The scandal of “Fast and Furious” in which guns were allowed to cross the border for use by Mexican drug cartels was, I thought, surely going to offend Mexican-Americans and other Hispanics. It didn’t. It was largely ignored by the mainstream media and covered up by a claim of executive privilege that went unchallenged.
His failure to accept the recommendations of the Simpson-Bowles Commission on the means to avoid further debt was yet another reason I thought people would realize that he wasn’t merely indifferent to the rising national debt and deficits, but welcomed them as a way to reduce America as a world power.
When the U.S. credit rating was reduced for the first time in our history I thought people would be concerned.

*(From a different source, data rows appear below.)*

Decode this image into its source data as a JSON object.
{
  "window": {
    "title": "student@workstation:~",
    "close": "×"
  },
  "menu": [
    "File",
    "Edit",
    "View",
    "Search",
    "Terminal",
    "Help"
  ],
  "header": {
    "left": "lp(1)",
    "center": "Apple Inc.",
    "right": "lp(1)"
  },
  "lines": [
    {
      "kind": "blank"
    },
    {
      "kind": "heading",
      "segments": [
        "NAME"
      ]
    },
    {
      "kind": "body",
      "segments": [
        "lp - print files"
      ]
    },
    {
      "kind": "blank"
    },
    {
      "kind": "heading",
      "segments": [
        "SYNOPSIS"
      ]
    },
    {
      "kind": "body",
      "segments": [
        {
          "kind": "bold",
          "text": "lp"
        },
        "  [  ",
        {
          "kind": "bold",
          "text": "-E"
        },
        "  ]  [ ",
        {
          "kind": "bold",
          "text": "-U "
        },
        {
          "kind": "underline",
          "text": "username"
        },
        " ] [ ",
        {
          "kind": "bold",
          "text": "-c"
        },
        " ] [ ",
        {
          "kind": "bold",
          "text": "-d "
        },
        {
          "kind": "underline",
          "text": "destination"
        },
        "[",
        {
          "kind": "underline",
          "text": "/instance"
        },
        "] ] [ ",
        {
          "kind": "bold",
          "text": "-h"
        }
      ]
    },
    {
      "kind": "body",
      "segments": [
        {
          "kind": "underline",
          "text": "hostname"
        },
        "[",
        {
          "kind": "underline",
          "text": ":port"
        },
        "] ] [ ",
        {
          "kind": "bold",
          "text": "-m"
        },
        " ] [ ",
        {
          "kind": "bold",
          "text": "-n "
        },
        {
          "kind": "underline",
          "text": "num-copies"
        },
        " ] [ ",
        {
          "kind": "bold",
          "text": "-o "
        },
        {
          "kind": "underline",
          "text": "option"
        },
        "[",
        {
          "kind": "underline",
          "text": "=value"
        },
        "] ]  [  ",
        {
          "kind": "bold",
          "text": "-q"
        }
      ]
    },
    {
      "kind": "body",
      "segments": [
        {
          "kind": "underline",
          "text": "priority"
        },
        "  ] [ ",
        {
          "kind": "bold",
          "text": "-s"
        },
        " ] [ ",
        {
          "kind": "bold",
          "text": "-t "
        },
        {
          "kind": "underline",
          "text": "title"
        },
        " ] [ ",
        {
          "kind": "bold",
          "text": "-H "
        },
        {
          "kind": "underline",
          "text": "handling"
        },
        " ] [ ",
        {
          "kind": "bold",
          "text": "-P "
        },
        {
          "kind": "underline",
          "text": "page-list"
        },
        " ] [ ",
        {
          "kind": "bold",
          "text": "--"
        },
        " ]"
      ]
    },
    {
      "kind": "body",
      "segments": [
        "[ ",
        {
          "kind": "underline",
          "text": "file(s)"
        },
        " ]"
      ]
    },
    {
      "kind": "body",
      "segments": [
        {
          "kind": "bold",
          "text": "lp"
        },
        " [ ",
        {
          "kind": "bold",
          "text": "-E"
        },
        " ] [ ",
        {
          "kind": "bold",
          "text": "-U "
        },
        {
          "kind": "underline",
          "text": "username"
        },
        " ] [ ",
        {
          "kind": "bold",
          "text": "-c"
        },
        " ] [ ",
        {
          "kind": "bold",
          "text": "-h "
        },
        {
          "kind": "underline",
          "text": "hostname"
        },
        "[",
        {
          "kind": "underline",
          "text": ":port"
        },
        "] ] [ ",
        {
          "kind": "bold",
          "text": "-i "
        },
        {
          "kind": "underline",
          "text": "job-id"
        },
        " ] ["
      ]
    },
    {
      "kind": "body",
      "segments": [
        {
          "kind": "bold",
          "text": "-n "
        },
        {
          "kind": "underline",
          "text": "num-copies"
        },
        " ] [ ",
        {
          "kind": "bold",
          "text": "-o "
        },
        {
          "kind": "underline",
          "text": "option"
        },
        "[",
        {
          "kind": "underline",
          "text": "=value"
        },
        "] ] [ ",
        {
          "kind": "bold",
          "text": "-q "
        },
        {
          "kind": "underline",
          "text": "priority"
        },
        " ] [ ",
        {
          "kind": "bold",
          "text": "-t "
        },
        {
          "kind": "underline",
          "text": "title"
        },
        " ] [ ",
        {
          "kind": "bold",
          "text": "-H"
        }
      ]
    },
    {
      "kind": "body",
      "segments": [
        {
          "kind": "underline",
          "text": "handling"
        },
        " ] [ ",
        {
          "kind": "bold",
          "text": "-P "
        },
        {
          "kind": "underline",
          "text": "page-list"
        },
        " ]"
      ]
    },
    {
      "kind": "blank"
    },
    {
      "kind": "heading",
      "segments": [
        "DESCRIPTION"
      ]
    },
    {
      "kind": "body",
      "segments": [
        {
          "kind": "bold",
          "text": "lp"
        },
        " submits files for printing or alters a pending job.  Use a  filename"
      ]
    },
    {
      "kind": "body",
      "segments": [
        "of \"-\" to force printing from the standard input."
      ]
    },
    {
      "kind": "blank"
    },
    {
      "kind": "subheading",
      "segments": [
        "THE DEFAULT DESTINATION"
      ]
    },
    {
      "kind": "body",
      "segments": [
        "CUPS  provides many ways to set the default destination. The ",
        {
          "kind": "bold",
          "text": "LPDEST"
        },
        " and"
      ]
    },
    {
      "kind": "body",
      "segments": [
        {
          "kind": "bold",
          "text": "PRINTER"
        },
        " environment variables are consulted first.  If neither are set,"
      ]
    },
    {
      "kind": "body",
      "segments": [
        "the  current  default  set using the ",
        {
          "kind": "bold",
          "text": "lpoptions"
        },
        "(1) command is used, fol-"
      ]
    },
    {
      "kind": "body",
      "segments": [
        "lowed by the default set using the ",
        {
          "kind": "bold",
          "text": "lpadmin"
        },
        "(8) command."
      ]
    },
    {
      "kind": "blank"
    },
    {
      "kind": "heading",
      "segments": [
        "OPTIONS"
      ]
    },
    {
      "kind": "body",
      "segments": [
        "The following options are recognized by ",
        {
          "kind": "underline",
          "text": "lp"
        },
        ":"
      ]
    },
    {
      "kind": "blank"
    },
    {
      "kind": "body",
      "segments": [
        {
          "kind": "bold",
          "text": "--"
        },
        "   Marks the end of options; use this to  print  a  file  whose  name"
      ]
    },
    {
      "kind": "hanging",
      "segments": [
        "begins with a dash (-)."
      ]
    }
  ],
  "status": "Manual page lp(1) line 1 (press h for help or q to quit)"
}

They weren’t. How many saw the looming financial crisis, captured perfectly in the automatic budget cuts of the sequestration mandate?
For years I have warned about the debasement of our educational system and no one seemed to care. While China turns out hundreds of engineering graduates there has been a diminishing, inadequate stream here in the U.S. Other nation’s children have been scoring higher on tests than our own for years and there was neither notice, nor outcry.
And for four years under Obama, while the unemployment rate soared, job creation hit new lows, the economy fell to an anemic rate of recovery, food stamp use increased, household income fell, gas prices rose, and general poverty rates increased, none of this seemed to matter as the President continued to repeat and repeat the tired, empty rhetoric of his 2008 campaign.
Throughout his term, the number of federal regulations continued to climb, adding 11,327 pages; a 7.4 percent increase from January 1, 2009 to December 31, 2011. You don’t solve economic problems by strangling small, medium and large business and industry in America, but it didn’t register with those who voted for him on November 6th.
Republicans, conservatives, and many independent voters assumed these issues would resonate with a majority of the electorate, but they did not. They were ignored. In California, among the most heavily taxed citizens in the nation, they approved more taxes.
The question must be asked whether the Obama voters were just not smart enough to pay attention to the past four years or not smart enough to understand what he was doing?
The assumption was that a majority of Americans would reject four years of failure and, it must be said, four years of lies.
Our assumptions were wrong.
© Alan Caruba, 2012